Last week I resigned my "Safety Officer" position with the Shadow Riders club. I was starting to resent feeling the obligation to attend meetings and to write a safety article for the club's monthly newsletter. The club is a good club, but it is not something that I am feeling impassioned to participate in. The resignation lifted an emotional weight off of my shoulders.

The only major addition to my lifestyle is related to physical activities. The week after the girls were gone, I committed to swimming 3 days a week in order to build up to completing (surviving) a triathlon in August. The swimming has been more than a challenge as I have never had any swimming lessons or swam laps for workouts. After building up a little distance and comfort during December, I joined the Masters Swimming group at the University of Chicago with the plan of improving form, workouts, efficiency. I will still swim 3 days a week, but probably only be able to fit it one workout a week with the Masters group. A swim coach is present at there workouts and they have been good at given one things at a time and per workout for improvement. It's been seven total weeks of swimming and I was able to finish a full level 3 workout (lowest level) which was 2600 meters. Besides having a coach around for the group workouts, I get an email with workout plans for the week so I have great workouts to try on my own.

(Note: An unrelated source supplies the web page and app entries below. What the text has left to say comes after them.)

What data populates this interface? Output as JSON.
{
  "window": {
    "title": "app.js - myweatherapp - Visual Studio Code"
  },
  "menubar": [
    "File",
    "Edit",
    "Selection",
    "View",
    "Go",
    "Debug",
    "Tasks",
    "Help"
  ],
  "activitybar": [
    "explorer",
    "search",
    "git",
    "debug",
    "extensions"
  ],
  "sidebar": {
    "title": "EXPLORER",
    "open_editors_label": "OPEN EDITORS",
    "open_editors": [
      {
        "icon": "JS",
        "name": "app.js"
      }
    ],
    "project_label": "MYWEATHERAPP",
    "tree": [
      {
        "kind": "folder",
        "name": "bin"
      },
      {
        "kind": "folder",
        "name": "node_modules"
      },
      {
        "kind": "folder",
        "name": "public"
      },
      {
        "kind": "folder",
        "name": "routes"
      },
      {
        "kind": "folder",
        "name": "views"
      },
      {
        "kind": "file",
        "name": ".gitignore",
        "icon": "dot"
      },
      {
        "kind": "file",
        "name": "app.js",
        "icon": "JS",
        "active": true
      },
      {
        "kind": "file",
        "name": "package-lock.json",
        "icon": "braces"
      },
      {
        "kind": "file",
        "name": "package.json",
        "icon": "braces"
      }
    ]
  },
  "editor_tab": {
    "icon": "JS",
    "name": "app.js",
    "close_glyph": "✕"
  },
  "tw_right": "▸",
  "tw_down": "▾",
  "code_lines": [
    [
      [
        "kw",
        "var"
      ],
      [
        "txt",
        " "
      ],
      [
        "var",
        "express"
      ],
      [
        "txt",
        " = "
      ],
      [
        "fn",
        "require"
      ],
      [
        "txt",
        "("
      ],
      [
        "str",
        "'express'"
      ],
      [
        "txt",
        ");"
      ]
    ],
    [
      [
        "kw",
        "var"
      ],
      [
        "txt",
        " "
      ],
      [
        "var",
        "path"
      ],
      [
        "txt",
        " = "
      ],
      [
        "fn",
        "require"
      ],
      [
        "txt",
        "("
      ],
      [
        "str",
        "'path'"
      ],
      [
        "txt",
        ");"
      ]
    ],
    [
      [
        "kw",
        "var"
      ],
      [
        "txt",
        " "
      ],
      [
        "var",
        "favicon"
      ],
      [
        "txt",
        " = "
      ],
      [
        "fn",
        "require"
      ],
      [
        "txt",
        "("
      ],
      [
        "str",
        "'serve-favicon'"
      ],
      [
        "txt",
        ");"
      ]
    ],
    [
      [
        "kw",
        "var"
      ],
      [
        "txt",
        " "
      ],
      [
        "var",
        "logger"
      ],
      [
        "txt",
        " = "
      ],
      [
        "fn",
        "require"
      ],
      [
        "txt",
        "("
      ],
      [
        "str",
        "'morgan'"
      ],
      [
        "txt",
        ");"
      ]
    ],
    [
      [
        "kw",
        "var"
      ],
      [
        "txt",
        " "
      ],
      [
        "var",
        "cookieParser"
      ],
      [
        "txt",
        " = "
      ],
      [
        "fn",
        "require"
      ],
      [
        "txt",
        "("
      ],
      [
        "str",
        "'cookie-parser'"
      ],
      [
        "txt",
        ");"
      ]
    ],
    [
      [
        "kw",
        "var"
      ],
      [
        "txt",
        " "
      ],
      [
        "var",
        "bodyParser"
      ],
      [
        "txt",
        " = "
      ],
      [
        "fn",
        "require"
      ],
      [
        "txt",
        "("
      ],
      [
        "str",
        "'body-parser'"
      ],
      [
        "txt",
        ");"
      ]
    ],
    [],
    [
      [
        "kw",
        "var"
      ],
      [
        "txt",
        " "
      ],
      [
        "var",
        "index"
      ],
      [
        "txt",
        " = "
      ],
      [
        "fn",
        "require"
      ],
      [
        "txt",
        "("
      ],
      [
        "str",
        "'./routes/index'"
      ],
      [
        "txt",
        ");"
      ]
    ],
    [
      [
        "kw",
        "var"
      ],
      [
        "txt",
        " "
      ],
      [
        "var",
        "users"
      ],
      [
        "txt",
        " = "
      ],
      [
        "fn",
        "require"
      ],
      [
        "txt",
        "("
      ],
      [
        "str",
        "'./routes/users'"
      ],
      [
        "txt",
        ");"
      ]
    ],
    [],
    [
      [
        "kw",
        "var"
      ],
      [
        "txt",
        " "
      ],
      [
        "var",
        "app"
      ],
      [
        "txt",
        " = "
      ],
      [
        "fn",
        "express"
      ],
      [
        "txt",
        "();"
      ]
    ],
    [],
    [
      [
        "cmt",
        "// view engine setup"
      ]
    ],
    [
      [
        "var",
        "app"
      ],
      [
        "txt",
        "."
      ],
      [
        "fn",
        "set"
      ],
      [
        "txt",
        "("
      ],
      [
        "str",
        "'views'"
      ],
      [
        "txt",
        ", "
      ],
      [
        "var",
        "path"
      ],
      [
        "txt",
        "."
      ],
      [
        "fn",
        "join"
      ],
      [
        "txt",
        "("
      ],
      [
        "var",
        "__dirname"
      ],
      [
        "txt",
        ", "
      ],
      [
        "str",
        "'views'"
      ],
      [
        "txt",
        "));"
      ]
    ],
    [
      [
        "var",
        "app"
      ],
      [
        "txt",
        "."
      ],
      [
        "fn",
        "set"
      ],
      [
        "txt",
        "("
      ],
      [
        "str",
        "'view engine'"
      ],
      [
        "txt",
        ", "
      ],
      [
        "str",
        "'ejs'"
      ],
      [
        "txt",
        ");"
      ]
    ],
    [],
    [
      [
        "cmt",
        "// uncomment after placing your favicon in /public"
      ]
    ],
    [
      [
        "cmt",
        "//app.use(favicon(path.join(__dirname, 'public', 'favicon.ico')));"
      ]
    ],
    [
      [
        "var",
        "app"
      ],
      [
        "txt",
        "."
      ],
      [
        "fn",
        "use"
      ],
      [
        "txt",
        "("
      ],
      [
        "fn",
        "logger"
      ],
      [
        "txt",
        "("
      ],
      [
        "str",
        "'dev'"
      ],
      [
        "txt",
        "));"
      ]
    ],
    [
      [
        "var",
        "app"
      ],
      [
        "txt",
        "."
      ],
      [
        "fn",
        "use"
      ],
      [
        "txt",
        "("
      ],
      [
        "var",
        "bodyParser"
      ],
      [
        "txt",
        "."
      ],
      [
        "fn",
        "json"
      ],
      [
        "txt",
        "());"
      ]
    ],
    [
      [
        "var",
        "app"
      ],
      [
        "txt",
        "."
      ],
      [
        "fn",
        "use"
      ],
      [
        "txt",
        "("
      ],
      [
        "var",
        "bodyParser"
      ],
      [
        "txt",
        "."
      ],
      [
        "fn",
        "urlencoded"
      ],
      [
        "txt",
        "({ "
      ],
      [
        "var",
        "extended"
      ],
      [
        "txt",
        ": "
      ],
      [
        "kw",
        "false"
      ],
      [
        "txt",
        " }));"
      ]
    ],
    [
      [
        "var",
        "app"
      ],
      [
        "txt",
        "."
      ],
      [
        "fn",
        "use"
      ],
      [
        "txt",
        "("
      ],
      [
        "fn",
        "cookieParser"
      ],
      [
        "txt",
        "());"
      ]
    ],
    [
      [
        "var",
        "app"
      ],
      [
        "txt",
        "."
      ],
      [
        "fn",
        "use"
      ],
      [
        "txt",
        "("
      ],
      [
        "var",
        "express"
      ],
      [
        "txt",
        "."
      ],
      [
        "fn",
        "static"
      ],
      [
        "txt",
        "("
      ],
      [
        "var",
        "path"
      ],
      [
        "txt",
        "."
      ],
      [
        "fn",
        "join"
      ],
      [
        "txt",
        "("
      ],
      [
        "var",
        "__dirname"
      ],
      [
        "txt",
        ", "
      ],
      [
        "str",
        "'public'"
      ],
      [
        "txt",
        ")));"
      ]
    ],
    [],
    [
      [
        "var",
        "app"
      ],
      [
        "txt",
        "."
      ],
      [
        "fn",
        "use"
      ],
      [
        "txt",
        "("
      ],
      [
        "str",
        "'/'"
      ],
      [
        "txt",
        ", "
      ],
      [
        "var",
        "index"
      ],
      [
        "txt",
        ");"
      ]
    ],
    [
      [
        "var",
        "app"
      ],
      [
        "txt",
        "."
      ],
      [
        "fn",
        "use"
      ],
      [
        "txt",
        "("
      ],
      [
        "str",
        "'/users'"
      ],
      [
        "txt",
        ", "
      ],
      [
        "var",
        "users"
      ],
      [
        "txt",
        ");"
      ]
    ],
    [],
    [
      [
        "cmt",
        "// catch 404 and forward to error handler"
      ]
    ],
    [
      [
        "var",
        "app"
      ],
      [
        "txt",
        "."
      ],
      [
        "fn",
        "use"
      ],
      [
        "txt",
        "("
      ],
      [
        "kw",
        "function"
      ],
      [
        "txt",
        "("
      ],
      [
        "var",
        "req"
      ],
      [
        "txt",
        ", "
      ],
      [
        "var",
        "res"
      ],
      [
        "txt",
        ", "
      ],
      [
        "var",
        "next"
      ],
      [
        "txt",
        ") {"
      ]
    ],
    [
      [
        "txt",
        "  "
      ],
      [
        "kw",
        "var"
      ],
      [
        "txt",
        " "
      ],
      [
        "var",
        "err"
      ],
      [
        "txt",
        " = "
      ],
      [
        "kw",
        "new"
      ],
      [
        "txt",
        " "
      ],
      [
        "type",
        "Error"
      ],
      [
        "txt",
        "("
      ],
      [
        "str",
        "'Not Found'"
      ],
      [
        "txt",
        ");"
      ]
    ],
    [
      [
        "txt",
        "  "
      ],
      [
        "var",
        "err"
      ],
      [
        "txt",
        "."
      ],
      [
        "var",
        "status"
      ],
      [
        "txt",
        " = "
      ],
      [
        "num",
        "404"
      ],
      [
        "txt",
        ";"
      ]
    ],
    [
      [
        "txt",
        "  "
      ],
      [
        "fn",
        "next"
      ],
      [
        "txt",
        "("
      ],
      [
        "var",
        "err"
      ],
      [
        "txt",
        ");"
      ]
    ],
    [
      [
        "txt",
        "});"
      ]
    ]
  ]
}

The triathlon that I want to survive sounds more like a small adventure. It is the DINO (DO INndiana Off-road) Logansport Triathlon in August. The distances are somewhat reasonable and the number of participants don't seem overwhelming. The swim is a half mile swim in an open quarry lake. The biking is a 10 mile mountain bike ride on trails (which means I don't have to buy a road bicycle). The run is 4 miles on trails.

Somehow I will balance the workouts, free time, and riding the motorcycle this year. I did start up the Connie and let it run for around fifteen minutes. Took is around the block to take it through the gears.

Always a pleasure,